Data items
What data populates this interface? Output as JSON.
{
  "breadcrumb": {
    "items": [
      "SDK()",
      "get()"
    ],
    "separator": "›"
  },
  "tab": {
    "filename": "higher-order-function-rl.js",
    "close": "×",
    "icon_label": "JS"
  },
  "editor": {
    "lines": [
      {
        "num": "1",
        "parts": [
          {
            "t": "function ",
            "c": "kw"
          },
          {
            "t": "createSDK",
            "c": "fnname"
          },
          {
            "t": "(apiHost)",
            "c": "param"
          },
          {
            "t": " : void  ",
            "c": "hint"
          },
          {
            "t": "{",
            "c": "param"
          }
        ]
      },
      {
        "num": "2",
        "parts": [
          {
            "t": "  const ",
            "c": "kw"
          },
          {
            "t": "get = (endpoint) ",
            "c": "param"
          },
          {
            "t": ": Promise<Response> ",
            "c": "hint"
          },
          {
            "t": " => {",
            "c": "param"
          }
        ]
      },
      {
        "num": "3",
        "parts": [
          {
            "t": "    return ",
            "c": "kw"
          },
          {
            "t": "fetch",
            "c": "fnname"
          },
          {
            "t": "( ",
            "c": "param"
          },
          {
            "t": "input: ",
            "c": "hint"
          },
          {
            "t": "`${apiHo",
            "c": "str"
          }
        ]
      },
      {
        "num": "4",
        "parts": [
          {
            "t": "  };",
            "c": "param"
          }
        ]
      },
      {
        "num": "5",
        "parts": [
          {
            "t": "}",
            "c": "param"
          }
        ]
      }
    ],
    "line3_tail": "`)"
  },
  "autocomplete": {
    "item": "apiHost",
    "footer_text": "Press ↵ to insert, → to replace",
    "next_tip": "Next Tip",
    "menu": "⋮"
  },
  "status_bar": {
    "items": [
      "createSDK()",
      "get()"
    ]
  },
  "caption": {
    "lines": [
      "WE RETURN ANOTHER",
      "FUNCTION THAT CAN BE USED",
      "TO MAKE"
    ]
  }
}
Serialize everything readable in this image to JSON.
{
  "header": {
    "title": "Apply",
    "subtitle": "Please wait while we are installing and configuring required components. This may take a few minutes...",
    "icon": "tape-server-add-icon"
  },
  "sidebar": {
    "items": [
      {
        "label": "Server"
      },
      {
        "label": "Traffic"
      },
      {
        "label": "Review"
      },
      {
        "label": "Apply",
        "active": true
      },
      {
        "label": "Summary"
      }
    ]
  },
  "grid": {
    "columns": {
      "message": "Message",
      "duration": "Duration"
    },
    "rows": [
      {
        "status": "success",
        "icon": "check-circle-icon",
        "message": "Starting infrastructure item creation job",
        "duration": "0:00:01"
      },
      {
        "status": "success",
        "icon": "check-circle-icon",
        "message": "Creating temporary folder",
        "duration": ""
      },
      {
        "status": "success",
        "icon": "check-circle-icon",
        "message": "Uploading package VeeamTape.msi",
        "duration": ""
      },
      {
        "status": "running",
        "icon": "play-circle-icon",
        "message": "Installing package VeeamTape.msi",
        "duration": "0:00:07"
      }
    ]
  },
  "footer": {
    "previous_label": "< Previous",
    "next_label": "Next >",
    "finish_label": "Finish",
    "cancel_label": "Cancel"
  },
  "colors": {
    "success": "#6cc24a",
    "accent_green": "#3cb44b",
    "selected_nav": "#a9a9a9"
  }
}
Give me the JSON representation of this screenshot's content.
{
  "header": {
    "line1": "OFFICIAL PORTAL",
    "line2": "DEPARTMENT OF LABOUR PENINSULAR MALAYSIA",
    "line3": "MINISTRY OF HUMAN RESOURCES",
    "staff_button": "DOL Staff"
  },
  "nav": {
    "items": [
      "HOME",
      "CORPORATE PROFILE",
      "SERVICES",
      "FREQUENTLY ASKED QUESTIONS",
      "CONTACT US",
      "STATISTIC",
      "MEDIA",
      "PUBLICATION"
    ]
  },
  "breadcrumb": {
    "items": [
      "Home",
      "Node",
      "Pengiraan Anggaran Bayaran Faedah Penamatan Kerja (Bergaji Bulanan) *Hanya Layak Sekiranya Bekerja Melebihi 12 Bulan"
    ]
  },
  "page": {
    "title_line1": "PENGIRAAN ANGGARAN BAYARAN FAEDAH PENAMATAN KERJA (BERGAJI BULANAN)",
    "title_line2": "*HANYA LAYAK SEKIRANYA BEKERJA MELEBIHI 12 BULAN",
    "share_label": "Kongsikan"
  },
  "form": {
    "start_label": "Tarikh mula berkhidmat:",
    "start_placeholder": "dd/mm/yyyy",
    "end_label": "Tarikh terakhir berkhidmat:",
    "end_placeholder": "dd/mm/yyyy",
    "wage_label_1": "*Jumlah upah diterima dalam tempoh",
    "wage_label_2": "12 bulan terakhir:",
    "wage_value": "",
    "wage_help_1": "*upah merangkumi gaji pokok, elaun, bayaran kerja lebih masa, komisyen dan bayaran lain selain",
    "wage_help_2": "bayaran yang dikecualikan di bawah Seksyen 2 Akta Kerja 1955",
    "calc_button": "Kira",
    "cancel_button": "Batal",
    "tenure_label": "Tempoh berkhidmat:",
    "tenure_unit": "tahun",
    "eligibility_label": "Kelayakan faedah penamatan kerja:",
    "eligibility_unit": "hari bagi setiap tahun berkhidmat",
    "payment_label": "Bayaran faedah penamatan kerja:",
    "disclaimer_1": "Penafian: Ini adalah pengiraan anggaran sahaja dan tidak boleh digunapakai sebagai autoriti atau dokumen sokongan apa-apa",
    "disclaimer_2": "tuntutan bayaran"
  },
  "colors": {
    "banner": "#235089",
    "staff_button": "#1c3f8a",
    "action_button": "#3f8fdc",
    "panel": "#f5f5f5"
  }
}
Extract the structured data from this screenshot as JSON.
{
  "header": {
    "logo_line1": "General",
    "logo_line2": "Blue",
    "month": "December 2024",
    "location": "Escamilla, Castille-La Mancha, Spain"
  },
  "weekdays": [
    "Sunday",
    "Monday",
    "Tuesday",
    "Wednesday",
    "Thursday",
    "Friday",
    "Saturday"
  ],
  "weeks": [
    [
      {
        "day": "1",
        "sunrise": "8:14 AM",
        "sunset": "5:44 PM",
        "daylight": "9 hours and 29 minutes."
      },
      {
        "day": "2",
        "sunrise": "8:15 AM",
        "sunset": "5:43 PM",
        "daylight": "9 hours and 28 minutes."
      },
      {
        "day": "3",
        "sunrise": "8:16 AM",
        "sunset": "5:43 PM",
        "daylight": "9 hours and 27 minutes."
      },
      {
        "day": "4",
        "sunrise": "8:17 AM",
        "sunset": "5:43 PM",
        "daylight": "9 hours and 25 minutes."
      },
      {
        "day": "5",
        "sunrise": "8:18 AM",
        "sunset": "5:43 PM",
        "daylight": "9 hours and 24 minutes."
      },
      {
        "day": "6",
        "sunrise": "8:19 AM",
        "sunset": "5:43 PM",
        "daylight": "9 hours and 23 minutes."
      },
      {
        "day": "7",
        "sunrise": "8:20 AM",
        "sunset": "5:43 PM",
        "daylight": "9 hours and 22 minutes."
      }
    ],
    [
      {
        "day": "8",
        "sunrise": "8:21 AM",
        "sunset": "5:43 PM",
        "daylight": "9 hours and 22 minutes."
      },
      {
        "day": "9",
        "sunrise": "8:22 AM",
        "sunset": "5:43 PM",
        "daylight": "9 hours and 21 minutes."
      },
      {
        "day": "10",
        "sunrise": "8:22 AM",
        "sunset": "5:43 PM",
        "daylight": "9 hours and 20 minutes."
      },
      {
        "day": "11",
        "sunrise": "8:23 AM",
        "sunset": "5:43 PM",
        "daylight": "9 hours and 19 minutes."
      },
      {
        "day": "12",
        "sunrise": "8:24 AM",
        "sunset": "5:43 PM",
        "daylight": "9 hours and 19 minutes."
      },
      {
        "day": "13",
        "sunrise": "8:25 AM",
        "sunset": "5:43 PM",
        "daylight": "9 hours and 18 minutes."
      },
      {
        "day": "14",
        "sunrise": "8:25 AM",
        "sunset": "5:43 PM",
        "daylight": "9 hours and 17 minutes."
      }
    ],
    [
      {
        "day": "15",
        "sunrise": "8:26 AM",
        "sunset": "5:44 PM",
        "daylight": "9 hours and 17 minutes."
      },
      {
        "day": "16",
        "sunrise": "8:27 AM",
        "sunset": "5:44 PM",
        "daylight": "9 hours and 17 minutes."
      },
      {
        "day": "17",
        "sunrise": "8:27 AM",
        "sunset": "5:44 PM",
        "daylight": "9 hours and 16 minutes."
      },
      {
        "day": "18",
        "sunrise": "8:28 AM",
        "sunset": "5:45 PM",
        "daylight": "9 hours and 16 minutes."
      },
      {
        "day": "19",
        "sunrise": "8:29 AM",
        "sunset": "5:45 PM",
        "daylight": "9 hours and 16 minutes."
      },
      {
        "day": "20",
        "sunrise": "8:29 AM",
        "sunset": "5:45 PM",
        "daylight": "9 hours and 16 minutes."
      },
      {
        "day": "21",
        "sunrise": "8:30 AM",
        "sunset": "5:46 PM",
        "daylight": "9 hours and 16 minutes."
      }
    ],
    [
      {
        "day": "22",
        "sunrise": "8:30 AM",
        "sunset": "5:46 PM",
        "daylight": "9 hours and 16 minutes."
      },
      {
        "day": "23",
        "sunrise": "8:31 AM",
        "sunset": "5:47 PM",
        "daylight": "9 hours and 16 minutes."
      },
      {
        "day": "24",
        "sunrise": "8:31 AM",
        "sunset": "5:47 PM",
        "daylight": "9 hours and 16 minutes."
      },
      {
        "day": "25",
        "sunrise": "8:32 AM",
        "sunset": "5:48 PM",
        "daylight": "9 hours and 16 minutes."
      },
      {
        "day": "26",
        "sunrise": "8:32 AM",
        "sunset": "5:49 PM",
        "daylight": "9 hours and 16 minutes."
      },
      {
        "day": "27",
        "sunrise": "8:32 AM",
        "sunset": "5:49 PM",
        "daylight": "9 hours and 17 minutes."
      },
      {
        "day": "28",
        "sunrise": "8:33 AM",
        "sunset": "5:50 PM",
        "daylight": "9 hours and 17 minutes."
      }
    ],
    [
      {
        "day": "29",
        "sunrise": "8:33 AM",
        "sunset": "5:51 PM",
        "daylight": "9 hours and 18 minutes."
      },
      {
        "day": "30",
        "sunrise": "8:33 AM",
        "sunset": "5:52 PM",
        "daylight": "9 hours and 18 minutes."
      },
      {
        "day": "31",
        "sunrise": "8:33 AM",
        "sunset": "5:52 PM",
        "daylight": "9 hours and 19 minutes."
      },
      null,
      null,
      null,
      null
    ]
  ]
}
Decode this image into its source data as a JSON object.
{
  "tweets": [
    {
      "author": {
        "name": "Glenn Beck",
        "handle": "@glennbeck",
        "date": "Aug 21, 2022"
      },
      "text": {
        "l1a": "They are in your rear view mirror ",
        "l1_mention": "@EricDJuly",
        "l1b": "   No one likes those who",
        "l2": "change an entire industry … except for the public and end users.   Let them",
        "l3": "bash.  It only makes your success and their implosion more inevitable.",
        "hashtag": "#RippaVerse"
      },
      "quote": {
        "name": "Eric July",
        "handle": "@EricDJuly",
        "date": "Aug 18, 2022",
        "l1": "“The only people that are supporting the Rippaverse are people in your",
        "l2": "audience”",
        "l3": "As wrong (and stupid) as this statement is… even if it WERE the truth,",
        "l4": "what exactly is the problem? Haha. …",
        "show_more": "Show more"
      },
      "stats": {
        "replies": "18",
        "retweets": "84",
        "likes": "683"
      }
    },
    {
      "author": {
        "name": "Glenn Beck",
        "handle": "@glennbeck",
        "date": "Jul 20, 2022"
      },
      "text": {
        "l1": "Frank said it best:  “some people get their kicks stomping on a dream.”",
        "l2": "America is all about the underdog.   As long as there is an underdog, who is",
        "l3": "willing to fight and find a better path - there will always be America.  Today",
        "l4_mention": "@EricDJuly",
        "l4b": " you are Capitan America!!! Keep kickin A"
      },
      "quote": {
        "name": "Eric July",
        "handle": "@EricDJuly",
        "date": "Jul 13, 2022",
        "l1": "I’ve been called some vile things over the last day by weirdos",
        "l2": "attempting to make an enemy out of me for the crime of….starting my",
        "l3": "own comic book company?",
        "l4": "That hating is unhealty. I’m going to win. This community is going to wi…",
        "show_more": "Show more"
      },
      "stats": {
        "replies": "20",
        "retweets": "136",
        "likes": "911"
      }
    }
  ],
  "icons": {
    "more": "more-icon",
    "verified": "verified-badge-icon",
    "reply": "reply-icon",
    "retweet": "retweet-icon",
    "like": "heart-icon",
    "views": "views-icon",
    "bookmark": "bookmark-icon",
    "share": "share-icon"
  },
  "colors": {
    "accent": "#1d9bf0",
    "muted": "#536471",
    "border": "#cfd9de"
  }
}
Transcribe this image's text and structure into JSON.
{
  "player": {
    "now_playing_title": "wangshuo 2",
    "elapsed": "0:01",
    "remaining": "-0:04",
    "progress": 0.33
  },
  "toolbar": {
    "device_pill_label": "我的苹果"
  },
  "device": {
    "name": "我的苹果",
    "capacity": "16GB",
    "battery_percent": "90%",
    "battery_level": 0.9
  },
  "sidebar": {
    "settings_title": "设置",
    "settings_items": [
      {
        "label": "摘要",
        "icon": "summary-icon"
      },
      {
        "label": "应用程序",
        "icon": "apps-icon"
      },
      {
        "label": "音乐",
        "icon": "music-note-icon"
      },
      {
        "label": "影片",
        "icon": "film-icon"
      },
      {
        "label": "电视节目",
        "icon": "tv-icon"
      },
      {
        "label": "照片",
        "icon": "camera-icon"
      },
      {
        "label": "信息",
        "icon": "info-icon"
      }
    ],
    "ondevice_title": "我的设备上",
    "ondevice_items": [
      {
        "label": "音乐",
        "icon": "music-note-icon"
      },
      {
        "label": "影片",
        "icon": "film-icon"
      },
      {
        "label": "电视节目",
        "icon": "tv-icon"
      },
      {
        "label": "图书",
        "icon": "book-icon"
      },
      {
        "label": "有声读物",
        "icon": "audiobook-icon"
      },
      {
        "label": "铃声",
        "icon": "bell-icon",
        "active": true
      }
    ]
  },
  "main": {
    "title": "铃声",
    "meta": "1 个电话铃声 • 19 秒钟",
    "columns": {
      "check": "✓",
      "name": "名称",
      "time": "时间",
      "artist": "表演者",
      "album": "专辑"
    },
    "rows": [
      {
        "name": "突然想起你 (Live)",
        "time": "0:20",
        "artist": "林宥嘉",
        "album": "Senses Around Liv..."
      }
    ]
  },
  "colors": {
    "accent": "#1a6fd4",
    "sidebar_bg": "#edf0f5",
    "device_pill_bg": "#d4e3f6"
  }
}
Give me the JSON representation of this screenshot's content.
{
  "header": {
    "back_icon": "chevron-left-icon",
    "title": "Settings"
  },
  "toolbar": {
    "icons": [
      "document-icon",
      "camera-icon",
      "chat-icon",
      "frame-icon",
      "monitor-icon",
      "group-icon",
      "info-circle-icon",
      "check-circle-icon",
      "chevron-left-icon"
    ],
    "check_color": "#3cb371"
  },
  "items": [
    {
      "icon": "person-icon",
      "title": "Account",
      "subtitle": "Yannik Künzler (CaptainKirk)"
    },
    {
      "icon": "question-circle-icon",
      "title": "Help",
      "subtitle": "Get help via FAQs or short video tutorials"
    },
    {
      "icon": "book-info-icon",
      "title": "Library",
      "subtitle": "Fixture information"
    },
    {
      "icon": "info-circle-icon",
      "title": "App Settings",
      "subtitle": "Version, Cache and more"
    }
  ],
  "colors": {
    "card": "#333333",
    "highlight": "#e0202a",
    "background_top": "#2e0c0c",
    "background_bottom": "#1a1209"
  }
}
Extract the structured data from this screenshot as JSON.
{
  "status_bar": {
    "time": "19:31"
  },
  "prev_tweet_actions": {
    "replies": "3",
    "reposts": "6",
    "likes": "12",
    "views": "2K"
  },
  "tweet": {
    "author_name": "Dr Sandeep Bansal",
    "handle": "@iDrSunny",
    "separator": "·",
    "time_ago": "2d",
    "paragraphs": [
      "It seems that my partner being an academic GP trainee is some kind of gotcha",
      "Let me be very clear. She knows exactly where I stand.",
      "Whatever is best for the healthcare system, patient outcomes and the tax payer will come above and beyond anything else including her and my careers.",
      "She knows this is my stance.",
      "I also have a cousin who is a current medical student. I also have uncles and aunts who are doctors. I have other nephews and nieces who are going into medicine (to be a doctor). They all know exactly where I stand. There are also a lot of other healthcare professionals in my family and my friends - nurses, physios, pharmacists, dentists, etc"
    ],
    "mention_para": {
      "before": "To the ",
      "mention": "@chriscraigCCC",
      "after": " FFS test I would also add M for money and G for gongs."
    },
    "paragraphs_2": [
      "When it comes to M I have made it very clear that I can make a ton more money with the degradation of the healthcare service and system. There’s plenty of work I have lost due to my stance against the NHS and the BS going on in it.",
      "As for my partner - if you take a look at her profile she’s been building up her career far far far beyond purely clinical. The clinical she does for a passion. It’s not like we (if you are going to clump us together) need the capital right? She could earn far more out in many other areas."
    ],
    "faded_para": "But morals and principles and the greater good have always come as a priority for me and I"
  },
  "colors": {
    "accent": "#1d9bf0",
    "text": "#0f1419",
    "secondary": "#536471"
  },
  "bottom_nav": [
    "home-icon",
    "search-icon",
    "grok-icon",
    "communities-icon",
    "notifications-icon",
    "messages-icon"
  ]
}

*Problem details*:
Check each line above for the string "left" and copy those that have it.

*Output below*:
    "back_icon": "chevron-left-icon",
      "chevron-left-icon"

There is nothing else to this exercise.